P: One semester of introductory biology. Offered odd years. An introduction to basic bone biology, including bone morphology, composition, and physiology; cell biology of bone cells; measurement techniques; adaption to the mechanical and metabolic environments; regulatory factors and mineral homeostasis; and growth and development.
The Grantsmanship course is designed to teach graduate students how to write an NIH application and to provide information on the review process. Students will complete an NIH, RO3 application by the end of the semester. All students will participate in a mock IRG-style review of each application at the end of the course. Class Notes: This class will meet in MS B15. Add Consent: Department Consent Required.
This course focuses on the role of health behaviors such as eating nutritious foods, exercising, and avoiding unhealthy habits, in health promotion and disease prevention. A principal concentration will be on health promotion within disabling conditions.
Selected topics in physical education.
Addresses theoretical and empirical aspects of topics including exercise and mental health, anxiety and sport performance, "personology" and sport, overtraining, exercise adherence, and perceived exertion.

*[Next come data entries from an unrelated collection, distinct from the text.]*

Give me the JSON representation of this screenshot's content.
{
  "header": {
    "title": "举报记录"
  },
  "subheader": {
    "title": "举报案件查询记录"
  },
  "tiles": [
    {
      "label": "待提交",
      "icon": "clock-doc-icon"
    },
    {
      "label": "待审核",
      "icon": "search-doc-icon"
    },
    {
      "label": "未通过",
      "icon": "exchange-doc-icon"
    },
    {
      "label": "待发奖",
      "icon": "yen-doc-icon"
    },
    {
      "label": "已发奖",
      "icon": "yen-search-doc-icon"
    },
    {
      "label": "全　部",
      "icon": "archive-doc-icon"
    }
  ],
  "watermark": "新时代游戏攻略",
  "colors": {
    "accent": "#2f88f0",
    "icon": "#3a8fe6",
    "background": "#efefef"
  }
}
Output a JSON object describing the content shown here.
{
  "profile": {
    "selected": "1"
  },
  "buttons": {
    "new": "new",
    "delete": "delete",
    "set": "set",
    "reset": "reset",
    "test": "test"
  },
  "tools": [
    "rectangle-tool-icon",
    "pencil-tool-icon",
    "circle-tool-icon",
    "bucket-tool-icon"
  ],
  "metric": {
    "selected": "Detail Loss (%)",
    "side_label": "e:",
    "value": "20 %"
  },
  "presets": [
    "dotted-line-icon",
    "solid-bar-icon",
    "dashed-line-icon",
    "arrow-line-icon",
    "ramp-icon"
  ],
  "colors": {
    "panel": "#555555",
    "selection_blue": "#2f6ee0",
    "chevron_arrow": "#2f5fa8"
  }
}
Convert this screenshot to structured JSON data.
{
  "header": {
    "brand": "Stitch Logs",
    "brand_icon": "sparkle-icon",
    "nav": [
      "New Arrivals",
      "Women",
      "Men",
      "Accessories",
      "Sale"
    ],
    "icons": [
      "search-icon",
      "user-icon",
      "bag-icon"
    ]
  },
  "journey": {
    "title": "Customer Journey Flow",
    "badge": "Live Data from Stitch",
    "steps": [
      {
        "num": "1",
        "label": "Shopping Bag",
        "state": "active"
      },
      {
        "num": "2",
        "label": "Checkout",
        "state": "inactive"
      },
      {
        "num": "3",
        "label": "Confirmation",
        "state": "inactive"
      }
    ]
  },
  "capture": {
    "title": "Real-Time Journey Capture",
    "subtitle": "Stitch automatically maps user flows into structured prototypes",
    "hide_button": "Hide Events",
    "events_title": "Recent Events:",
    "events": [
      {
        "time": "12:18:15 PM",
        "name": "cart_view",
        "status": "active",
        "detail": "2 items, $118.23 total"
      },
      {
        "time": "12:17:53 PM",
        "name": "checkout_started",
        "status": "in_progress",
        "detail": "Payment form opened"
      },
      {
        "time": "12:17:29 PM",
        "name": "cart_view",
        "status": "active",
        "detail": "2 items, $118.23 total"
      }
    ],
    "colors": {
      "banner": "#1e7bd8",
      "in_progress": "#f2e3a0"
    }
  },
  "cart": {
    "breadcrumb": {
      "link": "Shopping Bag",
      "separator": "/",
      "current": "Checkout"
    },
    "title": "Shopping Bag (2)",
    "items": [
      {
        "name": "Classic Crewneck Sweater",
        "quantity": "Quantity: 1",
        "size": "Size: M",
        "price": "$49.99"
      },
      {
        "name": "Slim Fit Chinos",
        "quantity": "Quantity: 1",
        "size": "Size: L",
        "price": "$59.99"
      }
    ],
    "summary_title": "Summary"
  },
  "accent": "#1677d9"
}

Injury and pathology of the human locomotive system affects our well-being and independence. Lectures, discussions and laboratory work on the mechanics of human locomotion will focus on the understanding of the complex processes involved in able-bodied and pathological gaits. Case studies are used to link observable/measurable behavior to pathology and injury.
An integrative analysis of the physiological, psychological and biomechanical principles, mechanisms and phenomena underlying the acquisition of the capacities and abilities required for high-level physical performance.
An overview of neural mechanisms underlying motor control. Application of neurophysiological principles to human motor performance.
Description coming soon
A study of problems as they relate to philosophy, procedures, and practices in adapted physical education.
Provides an overview of the role of physical activity in the prevention of disease and disability. Explores the health-related consequences of inactivity and discusses interventions designed to increase physical activity within populations. The course will focus on obesity and it's health-related consequences.
Description coming soon.
Physiology, assessment techniques and interpretation of basic cardiac rhythm, 12 lead EKG and adjunctive imaging techniques in clinical exercise testing. Introduction to basic cardiac pharmacology.
Description coming soon.
Theory of measurement in physical education, selection and administration of appropriate tests, and interpretation of results by statistical procedures. Project required to apply theory taught.
P: Graduate GPA of at least 3.0. Guided readings for broadening information about and understanding of the profession. Can be repeated.
P: Graduate GPA of at least 3.0. Independent research conducted under the guidance of a graduate faculty member. Can be repeated.
Theory of advanced statistical techniques; practical applications with actual data.
P: Graduate standing, undergraduate course in biological sciences or consent of instructor. This course applies the principles of physiology, chemistry, and biology to describe the role of nutrition and exercise in wellness, health promotion and disease prevention. This class is taught online.
Description coming soon.
Description coming soon.